- USDA APHIS, Veterinary Services, National Animal Health Monitoring System, October 2008. Reference of Beef Cow-Calf Management Practices in the United States, 2007-2008.
"Dehorn Calves Early" (Hoard's West - Nov. 2010) is authored by Aurora Villarroel, DVM, Assistant Professor, Rural Veterinary Practice, College of Veterinary Medicine, Oregon State University.
Dr. Villarroel says "... in my experience dehorning paste is actually the best [dehorning] method available. However, you need to pay attention to two things to make it work well: timing and housing." Her article includes a step-by-step paste dehorning process. Read the full article...
The AVMA recently posted a great video titled "AVMA's Policy on Pain Control for Dehorning." The AVMA makes some very good suggestions for reducing the pain associated with dehorning, and the video shows some calves being disbudded using a hot-iron. The YouTube video can be viewed below. The video is also available on AVMA TV.
Caustic paste is another way producers can minimize dehorning pain. According to a University of British Columbia study published in the Journal of Dairy Science, caustic paste is less painful than hot-iron, even when both a sedative and local anesthetic are used.
What do you think of the AVMA recommendations?
For today's blog post, Jeanne Wormuth, Manager, CY Heifer Farm shares her insights and experiences dehorning calves.
CY Heifer Farm raises 4,000 calves for 10 dairies in central and western New York. Jeanne began working as operations manager at the heifer farm 12 years ago when it was owned by Agway. CY Farms, owned by Craig Yunker, purchased the heifer facility in 1995.
By Guest Blogger: Jeanne Wormuth, Manager, CY Heifer Farm, Elba, NY
I’ve been raising dairy replacement heifers at our biosecure facility for more than a decade. We now dehorn about 2,000 calves each year. A few years ago, one of our employees accidentally burned herself while using a butane dehorner. We wanted a safer alternative, and our veterinarian suggested caustic paste. We decided to give it a try, and now all our calves are dehorned with paste.

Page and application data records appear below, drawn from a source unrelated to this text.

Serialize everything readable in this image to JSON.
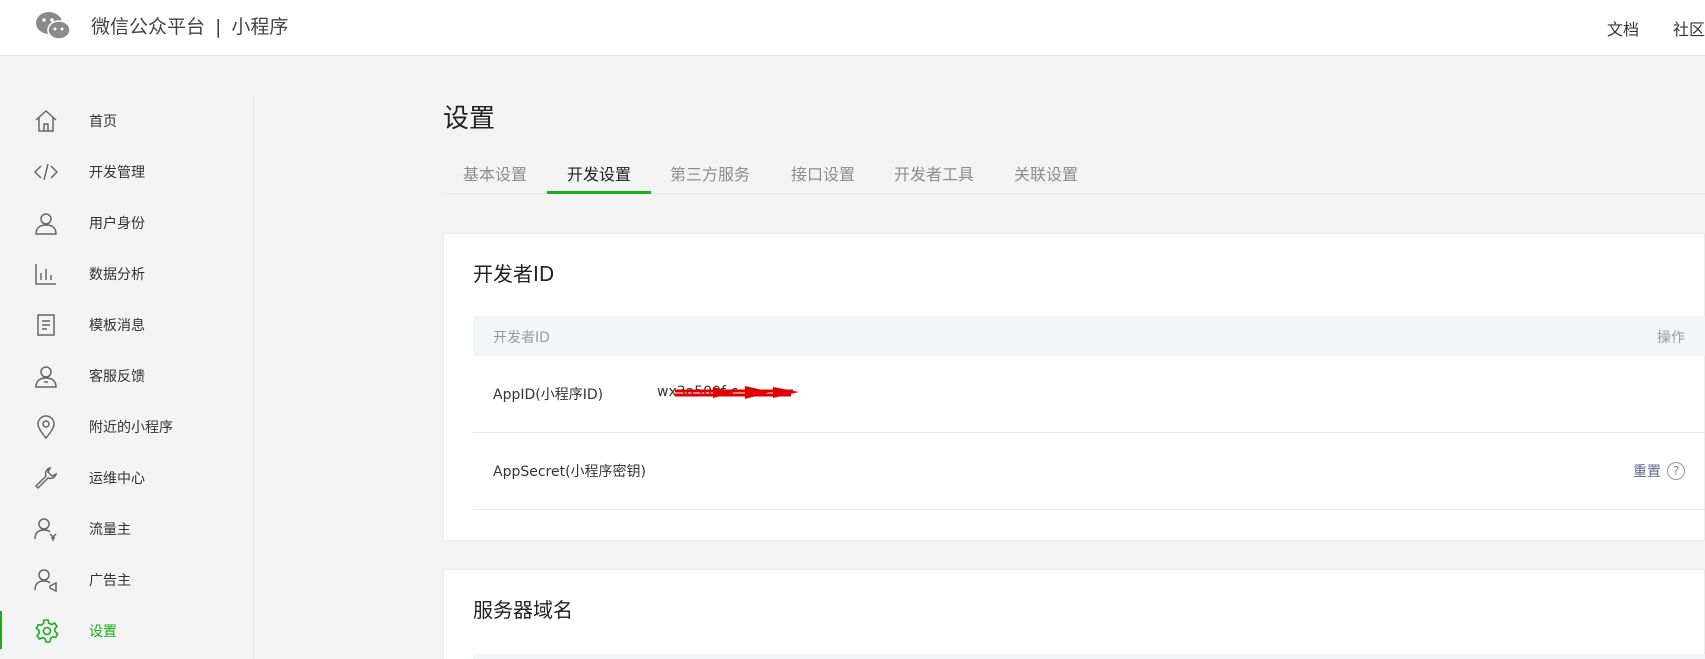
{
  "header": {
    "logo_icon": "wechat-logo-icon",
    "platform_name": "微信公众平台",
    "separator": "|",
    "product_name": "小程序",
    "links": [
      "文档",
      "社区"
    ]
  },
  "sidebar": {
    "items": [
      {
        "label": "首页",
        "icon": "home-icon"
      },
      {
        "label": "开发管理",
        "icon": "code-icon"
      },
      {
        "label": "用户身份",
        "icon": "user-icon"
      },
      {
        "label": "数据分析",
        "icon": "bar-chart-icon"
      },
      {
        "label": "模板消息",
        "icon": "document-icon"
      },
      {
        "label": "客服反馈",
        "icon": "customer-service-icon"
      },
      {
        "label": "附近的小程序",
        "icon": "location-pin-icon"
      },
      {
        "label": "运维中心",
        "icon": "wrench-icon"
      },
      {
        "label": "流量主",
        "icon": "user-yen-icon"
      },
      {
        "label": "广告主",
        "icon": "user-megaphone-icon"
      },
      {
        "label": "设置",
        "icon": "gear-icon",
        "active": true
      }
    ]
  },
  "main": {
    "title": "设置",
    "tabs": [
      {
        "label": "基本设置"
      },
      {
        "label": "开发设置",
        "active": true
      },
      {
        "label": "第三方服务"
      },
      {
        "label": "接口设置"
      },
      {
        "label": "开发者工具"
      },
      {
        "label": "关联设置"
      }
    ],
    "developer_card": {
      "title": "开发者ID",
      "table_header": {
        "left": "开发者ID",
        "right": "操作"
      },
      "rows": [
        {
          "label": "AppID(小程序ID)",
          "value": "wx3a500f       c"
        },
        {
          "label": "AppSecret(小程序密钥)",
          "action": "重置",
          "help": "?"
        }
      ]
    },
    "server_card": {
      "title": "服务器域名"
    }
  },
  "colors": {
    "accent": "#1aad19",
    "link": "#576b95",
    "background": "#f3f3f4",
    "redaction": "#e00000"
  }
}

Calves arrive at our farm when they’re around 3 days old. We apply the paste that same day, after they have eaten and are a bit sleepy. It’s obviously less stressful for them than the butane burner. Some shake their heads a bit, but many don’t react at all. There’s definitely less risk of injury to our employees – they just have to wear a pair of protective gloves.

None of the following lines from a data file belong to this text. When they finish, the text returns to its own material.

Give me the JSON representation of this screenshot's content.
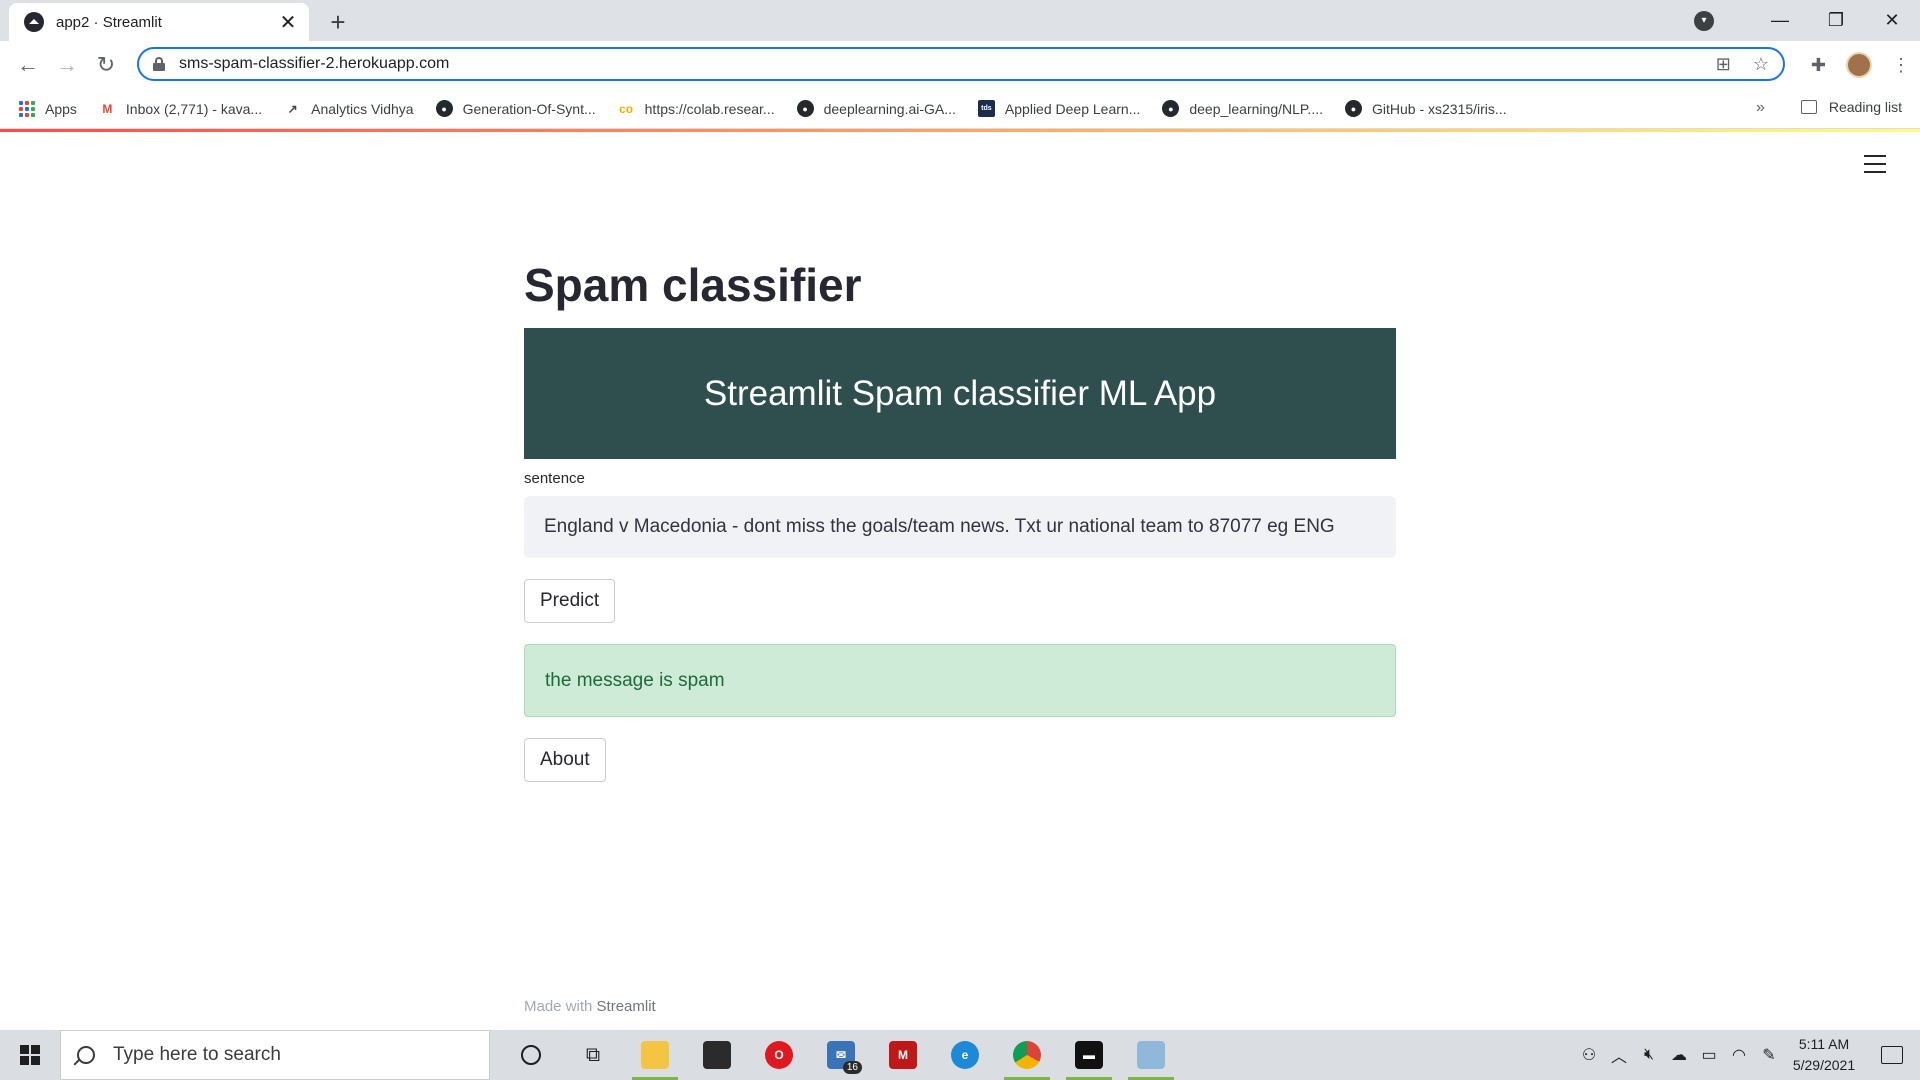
{
  "browser": {
    "tab_title": "app2 · Streamlit",
    "tab_close": "✕",
    "new_tab": "+",
    "url": "sms-spam-classifier-2.herokuapp.com",
    "bookmarks": [
      {
        "label": "Apps",
        "icon": "apps-grid-icon"
      },
      {
        "label": "Inbox (2,771) - kava...",
        "icon": "gmail-icon"
      },
      {
        "label": "Analytics Vidhya",
        "icon": "analytics-vidhya-icon"
      },
      {
        "label": "Generation-Of-Synt...",
        "icon": "github-icon"
      },
      {
        "label": "https://colab.resear...",
        "icon": "colab-icon"
      },
      {
        "label": "deeplearning.ai-GA...",
        "icon": "github-icon"
      },
      {
        "label": "Applied Deep Learn...",
        "icon": "tds-icon"
      },
      {
        "label": "deep_learning/NLP....",
        "icon": "github-icon"
      },
      {
        "label": "GitHub - xs2315/iris...",
        "icon": "github-icon"
      }
    ],
    "bookmarks_more": "»",
    "reading_list": "Reading list"
  },
  "app": {
    "title": "Spam classifier",
    "banner": "Streamlit Spam classifier ML App",
    "input_label": "sentence",
    "input_value": "England v Macedonia - dont miss the goals/team news. Txt ur national team to 87077 eg ENG",
    "predict_label": "Predict",
    "result": "the message is spam",
    "about_label": "About",
    "footer_prefix": "Made with",
    "footer_brand": "Streamlit"
  },
  "colors": {
    "banner_bg": "#2f4f4f",
    "success_bg": "#cdebd6",
    "success_text": "#1e6b3a",
    "accent": "#1a73e8"
  },
  "taskbar": {
    "search_placeholder": "Type here to search",
    "mail_badge": "16",
    "time": "5:11 AM",
    "date": "5/29/2021"
  }
}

Now, you do have to take your time and go through all the steps – shaving, brushing and application. You can’t take short cuts or speed it up. That’s probably the one disadvantage of this method compared to a hot-iron. But when you consider the improvements in employee safety and animal welfare, paste disbudding is definitely worth the extra steps.
Some farmers are reluctant to use dehorning paste because they think it doesn’t work. I’ve heard those rumors, too. But I’ve dehorned thousands of calves and can tell you if you use dehorning paste correctly, it is every bit as effective as a hot-iron. It’s definitely a lot less stressful – for both the calves and the crew!